Reproduce each record below exactly as written.

--- AVAILABLE RECORDS Enclosed Below ---

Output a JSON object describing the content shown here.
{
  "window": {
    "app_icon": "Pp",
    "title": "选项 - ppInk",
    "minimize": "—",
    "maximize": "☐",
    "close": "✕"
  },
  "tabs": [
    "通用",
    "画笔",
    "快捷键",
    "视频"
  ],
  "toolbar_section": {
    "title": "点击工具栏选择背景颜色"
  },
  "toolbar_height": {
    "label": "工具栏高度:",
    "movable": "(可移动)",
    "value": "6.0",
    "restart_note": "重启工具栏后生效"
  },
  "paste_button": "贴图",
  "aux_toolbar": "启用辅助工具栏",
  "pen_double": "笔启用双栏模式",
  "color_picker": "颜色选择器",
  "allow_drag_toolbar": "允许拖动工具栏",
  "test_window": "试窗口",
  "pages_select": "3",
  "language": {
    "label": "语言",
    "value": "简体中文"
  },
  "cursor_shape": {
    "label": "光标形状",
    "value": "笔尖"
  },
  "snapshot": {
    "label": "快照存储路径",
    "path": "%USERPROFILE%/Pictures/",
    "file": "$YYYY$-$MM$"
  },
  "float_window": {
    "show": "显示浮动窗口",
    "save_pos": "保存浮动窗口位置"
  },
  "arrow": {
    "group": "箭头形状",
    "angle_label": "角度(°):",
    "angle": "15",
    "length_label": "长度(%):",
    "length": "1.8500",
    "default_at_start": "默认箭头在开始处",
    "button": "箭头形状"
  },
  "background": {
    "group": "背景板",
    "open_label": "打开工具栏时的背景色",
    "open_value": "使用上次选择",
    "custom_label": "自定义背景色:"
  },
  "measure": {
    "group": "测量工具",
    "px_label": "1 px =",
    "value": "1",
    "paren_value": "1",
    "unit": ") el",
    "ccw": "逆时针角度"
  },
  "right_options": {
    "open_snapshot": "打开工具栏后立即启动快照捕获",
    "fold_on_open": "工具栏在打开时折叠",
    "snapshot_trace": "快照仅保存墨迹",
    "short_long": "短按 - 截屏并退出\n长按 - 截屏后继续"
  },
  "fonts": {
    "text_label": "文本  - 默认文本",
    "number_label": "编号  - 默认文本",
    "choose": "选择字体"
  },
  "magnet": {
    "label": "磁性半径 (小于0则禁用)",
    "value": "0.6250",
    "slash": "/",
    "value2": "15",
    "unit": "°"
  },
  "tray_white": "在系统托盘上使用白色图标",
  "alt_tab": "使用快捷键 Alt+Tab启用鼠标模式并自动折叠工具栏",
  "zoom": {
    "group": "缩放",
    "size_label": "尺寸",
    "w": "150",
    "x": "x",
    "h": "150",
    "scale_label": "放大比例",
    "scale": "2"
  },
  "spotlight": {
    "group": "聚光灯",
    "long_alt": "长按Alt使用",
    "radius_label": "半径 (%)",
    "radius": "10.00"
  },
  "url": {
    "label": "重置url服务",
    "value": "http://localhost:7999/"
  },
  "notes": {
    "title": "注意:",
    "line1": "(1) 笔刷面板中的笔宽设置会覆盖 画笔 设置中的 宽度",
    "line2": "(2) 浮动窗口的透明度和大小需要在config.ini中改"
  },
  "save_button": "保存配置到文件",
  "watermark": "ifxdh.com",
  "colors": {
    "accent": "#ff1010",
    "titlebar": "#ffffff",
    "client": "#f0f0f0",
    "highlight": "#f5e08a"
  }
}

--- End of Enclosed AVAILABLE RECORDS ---

> [RESPONSE FOR THIS EXERCISE]:
Output a JSON object describing the content shown here.
{
  "window": {
    "app_icon": "Pp",
    "title": "选项 - ppInk",
    "minimize": "—",
    "maximize": "☐",
    "close": "✕"
  },
  "tabs": [
    "通用",
    "画笔",
    "快捷键",
    "视频"
  ],
  "toolbar_section": {
    "title": "点击工具栏选择背景颜色"
  },
  "toolbar_height": {
    "label": "工具栏高度:",
    "movable": "(可移动)",
    "value": "6.0",
    "restart_note": "重启工具栏后生效"
  },
  "paste_button": "贴图",
  "aux_toolbar": "启用辅助工具栏",
  "pen_double": "笔启用双栏模式",
  "color_picker": "颜色选择器",
  "allow_drag_toolbar": "允许拖动工具栏",
  "test_window": "试窗口",
  "pages_select": "3",
  "language": {
    "label": "语言",
    "value": "简体中文"
  },
  "cursor_shape": {
    "label": "光标形状",
    "value": "笔尖"
  },
  "snapshot": {
    "label": "快照存储路径",
    "path": "%USERPROFILE%/Pictures/",
    "file": "$YYYY$-$MM$"
  },
  "float_window": {
    "show": "显示浮动窗口",
    "save_pos": "保存浮动窗口位置"
  },
  "arrow": {
    "group": "箭头形状",
    "angle_label": "角度(°):",
    "angle": "15",
    "length_label": "长度(%):",
    "length": "1.8500",
    "default_at_start": "默认箭头在开始处",
    "button": "箭头形状"
  },
  "background": {
    "group": "背景板",
    "open_label": "打开工具栏时的背景色",
    "open_value": "使用上次选择",
    "custom_label": "自定义背景色:"
  },
  "measure": {
    "group": "测量工具",
    "px_label": "1 px =",
    "value": "1",
    "paren_value": "1",
    "unit": ") el",
    "ccw": "逆时针角度"
  },
  "right_options": {
    "open_snapshot": "打开工具栏后立即启动快照捕获",
    "fold_on_open": "工具栏在打开时折叠",
    "snapshot_trace": "快照仅保存墨迹",
    "short_long": "短按 - 截屏并退出\n长按 - 截屏后继续"
  },
  "fonts": {
    "text_label": "文本  - 默认文本",
    "number_label": "编号  - 默认文本",
    "choose": "选择字体"
  },
  "magnet": {
    "label": "磁性半径 (小于0则禁用)",
    "value": "0.6250",
    "slash": "/",
    "value2": "15",
    "unit": "°"
  },
  "tray_white": "在系统托盘上使用白色图标",
  "alt_tab": "使用快捷键 Alt+Tab启用鼠标模式并自动折叠工具栏",
  "zoom": {
    "group": "缩放",
    "size_label": "尺寸",
    "w": "150",
    "x": "x",
    "h": "150",
    "scale_label": "放大比例",
    "scale": "2"
  },
  "spotlight": {
    "group": "聚光灯",
    "long_alt": "长按Alt使用",
    "radius_label": "半径 (%)",
    "radius": "10.00"
  },
  "url": {
    "label": "重置url服务",
    "value": "http://localhost:7999/"
  },
  "notes": {
    "title": "注意:",
    "line1": "(1) 笔刷面板中的笔宽设置会覆盖 画笔 设置中的 宽度",
    "line2": "(2) 浮动窗口的透明度和大小需要在config.ini中改"
  },
  "save_button": "保存配置到文件",
  "watermark": "ifxdh.com",
  "colors": {
    "accent": "#ff1010",
    "titlebar": "#ffffff",
    "client": "#f0f0f0",
    "highlight": "#f5e08a"
  }
}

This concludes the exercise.